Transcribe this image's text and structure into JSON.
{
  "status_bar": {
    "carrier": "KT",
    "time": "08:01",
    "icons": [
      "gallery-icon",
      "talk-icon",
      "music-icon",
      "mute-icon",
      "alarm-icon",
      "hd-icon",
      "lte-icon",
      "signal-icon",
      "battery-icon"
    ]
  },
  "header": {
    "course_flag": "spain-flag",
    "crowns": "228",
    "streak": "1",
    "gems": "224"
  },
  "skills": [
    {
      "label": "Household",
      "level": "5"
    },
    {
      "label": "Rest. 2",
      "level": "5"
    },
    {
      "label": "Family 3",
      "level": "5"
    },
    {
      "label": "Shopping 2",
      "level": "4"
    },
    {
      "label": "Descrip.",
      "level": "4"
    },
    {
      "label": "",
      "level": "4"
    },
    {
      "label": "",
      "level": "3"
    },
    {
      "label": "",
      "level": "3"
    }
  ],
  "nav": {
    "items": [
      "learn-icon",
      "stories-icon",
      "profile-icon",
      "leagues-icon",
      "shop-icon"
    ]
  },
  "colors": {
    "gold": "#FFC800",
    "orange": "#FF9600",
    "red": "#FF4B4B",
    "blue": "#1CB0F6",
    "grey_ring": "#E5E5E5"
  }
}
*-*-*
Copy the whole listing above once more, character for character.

Transcribe this image's text and structure into JSON.
{
  "status_bar": {
    "carrier": "KT",
    "time": "08:01",
    "icons": [
      "gallery-icon",
      "talk-icon",
      "music-icon",
      "mute-icon",
      "alarm-icon",
      "hd-icon",
      "lte-icon",
      "signal-icon",
      "battery-icon"
    ]
  },
  "header": {
    "course_flag": "spain-flag",
    "crowns": "228",
    "streak": "1",
    "gems": "224"
  },
  "skills": [
    {
      "label": "Household",
      "level": "5"
    },
    {
      "label": "Rest. 2",
      "level": "5"
    },
    {
      "label": "Family 3",
      "level": "5"
    },
    {
      "label": "Shopping 2",
      "level": "4"
    },
    {
      "label": "Descrip.",
      "level": "4"
    },
    {
      "label": "",
      "level": "4"
    },
    {
      "label": "",
      "level": "3"
    },
    {
      "label": "",
      "level": "3"
    }
  ],
  "nav": {
    "items": [
      "learn-icon",
      "stories-icon",
      "profile-icon",
      "leagues-icon",
      "shop-icon"
    ]
  },
  "colors": {
    "gold": "#FFC800",
    "orange": "#FF9600",
    "red": "#FF4B4B",
    "blue": "#1CB0F6",
    "grey_ring": "#E5E5E5"
  }
}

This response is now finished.